“Much of our work revolves around identifying candidates for specialized follow-up,” says Duke cardiovascular surgeon G. Chad Hughes, MD. “They might be at risk due to a family history of aortic disease, a related condition such as the Marfan syndrome, or a previously detected aneurysm.”
To accurately identify such at-risk individuals, Hughes and his vascular surgery colleagues work closely with the Duke Cardiovascular Magnetic Resonance Center, where cardiologists Ray Kim and Michael Elliott are expanding the use of magnetic resonance imaging (MRI) as a diagnostic tool in heart care. MRI is offered in addition to state-of-the-art CT scanning and genetic screening for aortic disease.
Despite its potential seriousness, aortic aneurysm doesn’t always require immediate surgery. According to Hughes, non-surgical treatment may include anti-hypertensives to lower blood pressure, or beta-blockers to slow a rapid heart rate, which is hard on weakened aortic tissues.
The real key, he says, is careful monitoring: “Aneurysms are often diagnosed, but then lost to follow-up.” To prevent that scenario, Hughes follows hundreds of patients with various stages and types of aortic disease each year. “That way, if their condition becomes life threatening, surgical repair can be performed in time,” he says.
If surgery is needed, Hughes and his colleagues offer a full range of the latest techniques. In particular, Duke’s expertise in endovascular repair gives patients a less invasive surgical alternative, especially for those who are ineligible for conventional operations.
So what’s the real bottom line on aortic disease?

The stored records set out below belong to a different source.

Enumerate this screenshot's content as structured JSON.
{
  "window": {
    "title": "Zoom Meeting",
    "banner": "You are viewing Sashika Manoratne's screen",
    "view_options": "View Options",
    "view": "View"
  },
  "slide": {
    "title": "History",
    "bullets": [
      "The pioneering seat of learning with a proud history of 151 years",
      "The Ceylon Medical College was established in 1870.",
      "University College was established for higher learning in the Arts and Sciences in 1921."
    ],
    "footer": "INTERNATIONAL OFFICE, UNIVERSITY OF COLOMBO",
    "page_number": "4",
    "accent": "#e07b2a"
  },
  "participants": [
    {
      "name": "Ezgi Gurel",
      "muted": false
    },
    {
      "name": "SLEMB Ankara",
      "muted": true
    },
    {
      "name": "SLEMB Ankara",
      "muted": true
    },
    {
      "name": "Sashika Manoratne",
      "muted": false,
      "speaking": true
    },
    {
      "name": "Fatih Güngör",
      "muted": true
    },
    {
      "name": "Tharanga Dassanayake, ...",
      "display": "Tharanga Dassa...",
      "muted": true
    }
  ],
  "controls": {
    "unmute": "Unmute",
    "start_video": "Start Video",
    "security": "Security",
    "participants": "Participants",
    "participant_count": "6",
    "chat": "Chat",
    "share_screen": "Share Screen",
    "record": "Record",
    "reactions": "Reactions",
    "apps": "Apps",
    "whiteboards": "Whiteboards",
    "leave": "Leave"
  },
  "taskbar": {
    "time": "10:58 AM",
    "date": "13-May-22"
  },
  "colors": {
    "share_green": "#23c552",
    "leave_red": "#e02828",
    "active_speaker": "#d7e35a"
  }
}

If you have a family history of aortic illness, have ever been told you have a dilated blood vessel, or have been diagnosed with a heart murmur, Hughes suggests that you have the condition evaluated and followed carefully.
Family history or not, if you ever develop severe chest pain or pain between the shoulder blades, yet an EKG workup shows no evidence of heart attack, seek out an imaging study of your aorta and aortic valve. In this disease as in few others, a picture can truly be worth a thousand words.